The Old Bait And Switch

West Virginia voters have just been made the victims of a fraud — we were sold one thing by Jim Justice and he has now delivered another. It did not take him long to reveal the fraud, suggesting that it was intended from the beginning.  In Huntington with Donald Trump on August 3, 2017, Justice announced that he was switching parties from Democrat to Republican. Recall that this is a man who switched party affiliations from Republican to Democrat in February 2015 so he could run for Governor on the Democrat ticket. He was elected in November 2016, a mere nine months before switching back to Republican again. In front of a cheering crowd who had booed him just moments before, Justice explained that “I just can’t help you anymore being a Democrat governor.” This bait and switch had far less to do with Justice’s desire to be an effective governor than with his lack of character.

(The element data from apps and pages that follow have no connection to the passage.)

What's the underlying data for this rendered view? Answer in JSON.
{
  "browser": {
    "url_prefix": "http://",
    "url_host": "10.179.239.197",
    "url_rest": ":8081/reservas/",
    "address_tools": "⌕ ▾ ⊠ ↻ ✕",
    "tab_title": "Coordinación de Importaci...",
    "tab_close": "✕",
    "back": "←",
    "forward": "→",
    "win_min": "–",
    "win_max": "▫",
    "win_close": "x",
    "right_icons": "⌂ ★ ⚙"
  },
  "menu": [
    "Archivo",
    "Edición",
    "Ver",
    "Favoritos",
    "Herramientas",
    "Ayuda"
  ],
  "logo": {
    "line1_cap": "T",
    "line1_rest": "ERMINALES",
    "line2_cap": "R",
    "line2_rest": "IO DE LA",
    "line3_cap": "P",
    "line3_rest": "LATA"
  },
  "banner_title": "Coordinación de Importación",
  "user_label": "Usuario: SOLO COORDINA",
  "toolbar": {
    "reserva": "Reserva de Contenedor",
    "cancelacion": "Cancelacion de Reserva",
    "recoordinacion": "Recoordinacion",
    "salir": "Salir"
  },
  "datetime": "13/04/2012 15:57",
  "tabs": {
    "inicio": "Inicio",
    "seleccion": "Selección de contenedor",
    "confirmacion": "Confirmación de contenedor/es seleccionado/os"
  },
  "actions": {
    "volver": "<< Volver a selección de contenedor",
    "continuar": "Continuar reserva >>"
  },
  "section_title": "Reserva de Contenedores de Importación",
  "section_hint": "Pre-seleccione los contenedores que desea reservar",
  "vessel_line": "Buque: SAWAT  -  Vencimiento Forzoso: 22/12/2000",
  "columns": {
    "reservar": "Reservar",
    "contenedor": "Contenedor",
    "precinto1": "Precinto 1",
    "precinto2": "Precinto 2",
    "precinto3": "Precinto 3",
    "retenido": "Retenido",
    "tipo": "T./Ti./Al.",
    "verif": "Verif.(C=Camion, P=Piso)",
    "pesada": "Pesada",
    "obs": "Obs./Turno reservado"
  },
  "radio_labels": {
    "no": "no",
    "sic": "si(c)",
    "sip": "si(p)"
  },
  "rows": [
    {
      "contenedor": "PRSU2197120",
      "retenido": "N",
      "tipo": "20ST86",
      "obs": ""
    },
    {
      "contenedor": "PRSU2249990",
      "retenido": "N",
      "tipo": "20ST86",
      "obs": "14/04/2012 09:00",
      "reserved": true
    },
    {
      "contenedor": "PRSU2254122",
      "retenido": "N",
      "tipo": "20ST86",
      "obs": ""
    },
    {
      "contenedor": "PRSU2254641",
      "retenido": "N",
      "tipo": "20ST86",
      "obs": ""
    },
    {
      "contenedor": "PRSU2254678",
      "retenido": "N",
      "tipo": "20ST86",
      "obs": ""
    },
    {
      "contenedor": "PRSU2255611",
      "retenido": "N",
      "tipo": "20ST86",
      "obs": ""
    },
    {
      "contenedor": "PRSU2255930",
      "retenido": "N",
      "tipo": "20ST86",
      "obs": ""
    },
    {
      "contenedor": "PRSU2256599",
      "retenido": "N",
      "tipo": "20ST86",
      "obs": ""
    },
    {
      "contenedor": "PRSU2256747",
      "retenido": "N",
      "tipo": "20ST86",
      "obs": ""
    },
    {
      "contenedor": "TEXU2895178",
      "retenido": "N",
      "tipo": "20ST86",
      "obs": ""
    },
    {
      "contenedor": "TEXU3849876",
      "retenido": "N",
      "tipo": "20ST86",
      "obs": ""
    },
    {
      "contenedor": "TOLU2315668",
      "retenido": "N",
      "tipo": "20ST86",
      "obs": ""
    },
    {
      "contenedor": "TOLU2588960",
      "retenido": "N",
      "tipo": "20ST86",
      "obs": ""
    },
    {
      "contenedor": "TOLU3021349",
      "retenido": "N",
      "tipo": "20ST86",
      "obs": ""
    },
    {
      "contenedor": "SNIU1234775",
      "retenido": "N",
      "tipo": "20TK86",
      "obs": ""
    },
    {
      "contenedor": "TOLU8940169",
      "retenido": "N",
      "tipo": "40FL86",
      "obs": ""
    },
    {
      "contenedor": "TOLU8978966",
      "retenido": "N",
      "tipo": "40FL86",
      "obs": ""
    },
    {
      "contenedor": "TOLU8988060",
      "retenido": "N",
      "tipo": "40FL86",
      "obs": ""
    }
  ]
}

It’s easy to dispose of Justice’s claim that being a Democrat governor limited his effectiveness during the recent budget fiasco. When his proposed budgets were first introduced to the Legislature they involved generating new revenues and preserving the spending necessary to retain the state’s social fabric. He got wide support for this from the Democrats but little support from the Republicans. As the debate wore on, however, Justice abandoned the progressive aspects of his budget and began caucusing with the far-right Senate Republicans in their effort to cut income taxes.

These income tax cuts were not only opposed by Democrats, but also by House Republicans. Since Republicans control the House of Delegates, it was Justice’s inability to deal with them that ultimately frustrated him. But actually being a registered Republican would not have improved his effectiveness.  He had already taken up with the right fringe in the Senate and begun to act like a Republican. Instead it was his poor policy choices, frequent course reversals and shallowness that caused his ineffectiveness. He has poor political instincts and is simply not a leader.

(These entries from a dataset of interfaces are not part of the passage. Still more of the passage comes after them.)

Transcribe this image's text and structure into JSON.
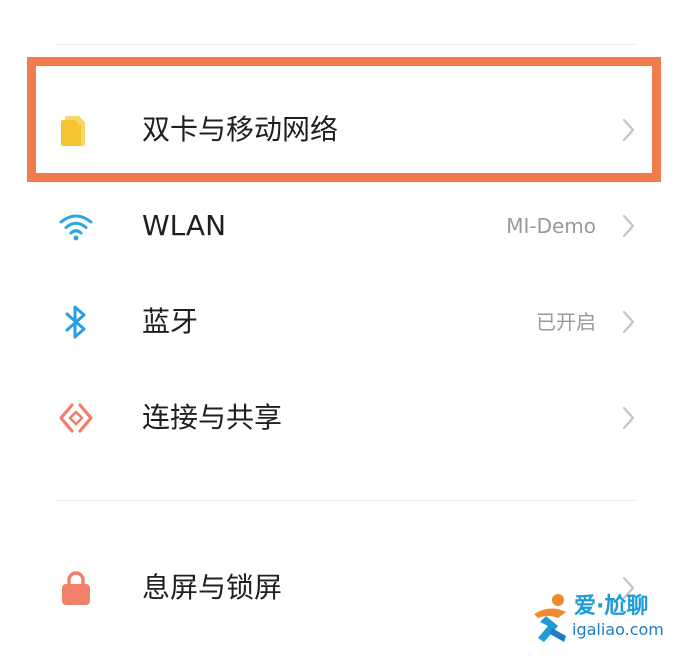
{
  "settings": {
    "items": [
      {
        "label": "双卡与移动网络",
        "value": "",
        "icon": "sim-card-icon"
      },
      {
        "label": "WLAN",
        "value": "MI-Demo",
        "icon": "wifi-icon"
      },
      {
        "label": "蓝牙",
        "value": "已开启",
        "icon": "bluetooth-icon"
      },
      {
        "label": "连接与共享",
        "value": "",
        "icon": "connection-share-icon"
      },
      {
        "label": "息屏与锁屏",
        "value": "",
        "icon": "lock-icon"
      }
    ]
  },
  "watermark": {
    "name": "爱·尬聊",
    "url": "igaliao.com"
  },
  "colors": {
    "highlight": "#f07c4c",
    "sim": "#f5c430",
    "wifi": "#27a8e0",
    "bluetooth": "#2a9ee0",
    "connection": "#f0806a",
    "lock": "#f0806a"
  }
}
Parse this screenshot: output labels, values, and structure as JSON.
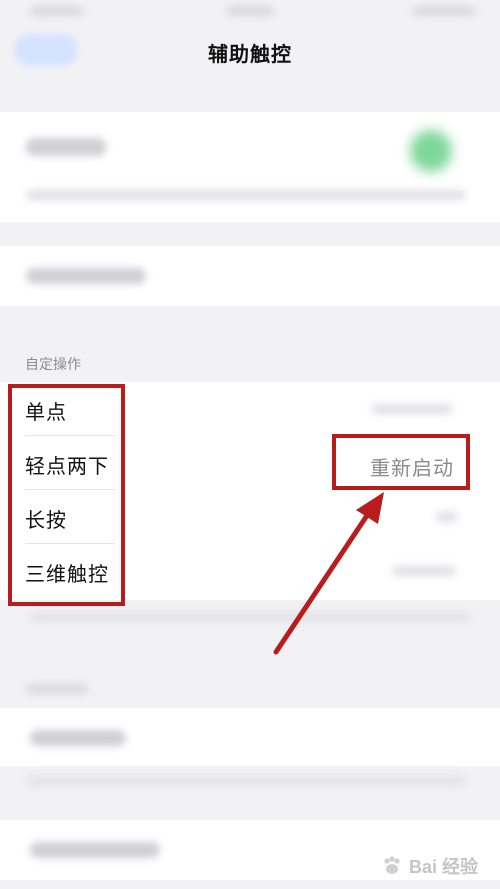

There is no question, however, that Justice’s switch of party affiliation has damaged the already lame Democrat party. That party has been able to elect only one Democrat out of five Congressional representatives and now all in the state’s elected leadership are Republican. Sen. Joe Manchin, who is reputed to have recruited Justice to switch parties to Democrat and run for governor, looks like a fool. So does current State Democrat Party Chair Belinda Biafore, who claims that Justice duped her, not to mention former Democrat Party Chair Nick Casey, who is Justice’s Chief of Staff. Calls for a shake-up of Democrat party leadership have already begun. Former West Virginia Senate President Jeff Kessler, a respected Democrat who lost to Justice in the 2016 primary, said “It’s time for a change at the top . . . They need some new leadership at the Democrat chair.”

Nobody looks good in this. The Republicans have their own problems welcoming back to their party a governor they were happy to lampoon just days ago. The Republican Governor’s Association said in November 2015 that Justice was “a selfish businessman who consistently put his interests before anyone else’s, especially taxpayers.” The West Virginia Republican Party said in July 2017 that “Jim Justice embarrasses our state every single day.” These statements were catalogued by the Democratic Governor’s Association, who are now firing their own invective at Justice when formerly they embraced him. The hypocrisy on both sides of this sad event makes you want to take a shower.

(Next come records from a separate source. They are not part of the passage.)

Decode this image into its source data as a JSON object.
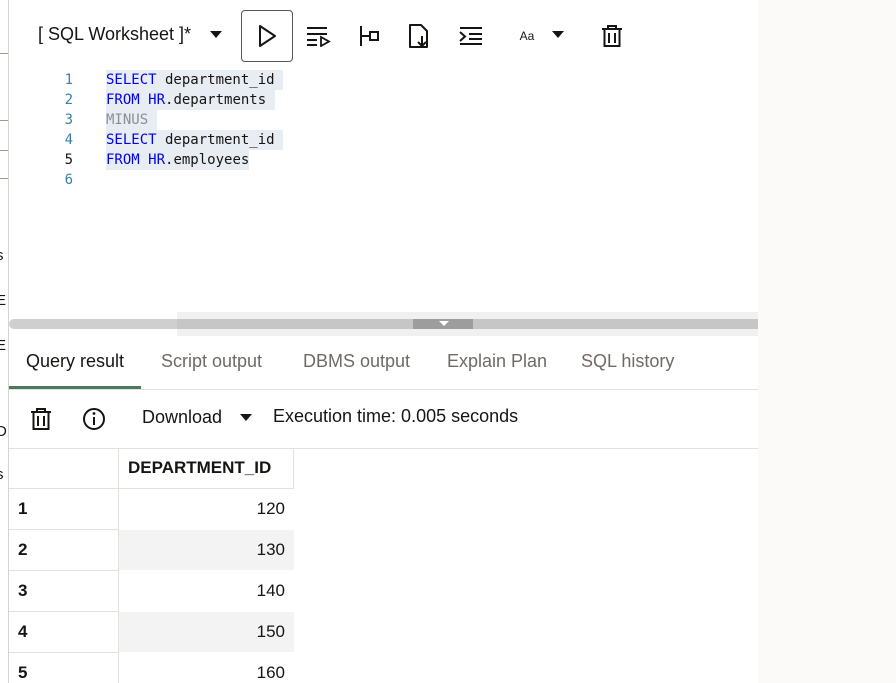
{
  "left_fragments": [
    ")",
    "s",
    "E",
    "E",
    "D",
    "s"
  ],
  "toolbar": {
    "worksheet_title": "[ SQL Worksheet ]*",
    "font_size_label": "Aa",
    "icons": [
      "run-statement-icon",
      "run-script-icon",
      "explain-plan-icon",
      "save-file-icon",
      "format-icon",
      "font-size-icon",
      "clear-icon"
    ]
  },
  "editor": {
    "lines": [
      {
        "number": "1",
        "keyword": "SELECT",
        "rest": " department_id "
      },
      {
        "number": "2",
        "keyword": "FROM",
        "schema": "HR",
        "rest": ".departments "
      },
      {
        "number": "3",
        "comment": "MINUS"
      },
      {
        "number": "4",
        "keyword": "SELECT",
        "rest": " department_id "
      },
      {
        "number": "5",
        "keyword": "FROM",
        "schema": "HR",
        "rest": ".employees"
      },
      {
        "number": "6"
      }
    ]
  },
  "tabs": [
    "Query result",
    "Script output",
    "DBMS output",
    "Explain Plan",
    "SQL history"
  ],
  "result_toolbar": {
    "download_label": "Download",
    "execution_time": "Execution time: 0.005 seconds"
  },
  "grid": {
    "columns": [
      "",
      "DEPARTMENT_ID"
    ],
    "rows": [
      {
        "n": "1",
        "value": "120"
      },
      {
        "n": "2",
        "value": "130"
      },
      {
        "n": "3",
        "value": "140"
      },
      {
        "n": "4",
        "value": "150"
      },
      {
        "n": "5",
        "value": "160"
      }
    ]
  },
  "colors": {
    "keyword": "#0000f0",
    "line_number": "#3a7fa3",
    "active_tab_underline": "#4a7a5a",
    "selection": "#e8ecf3"
  }
}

Not all politicians lack character.  One thinks immediately of Sen. John McCain on the Republican side and former President Obama on the Democrat side. But if character is the trait of steadfastness to principle when the going gets tough, Jim Justice has failed us miserably. It is hard even to see what he hopes to gain from this switch of party affiliations. Perhaps he expects larger campaign contributions from Republicans than he raked in from the Democrats whom he deceived in 2016. Maybe he wants to bask in the Mar-A-Lago sun. One thing is certain, though. The question of what he has to gain is the right question to ask.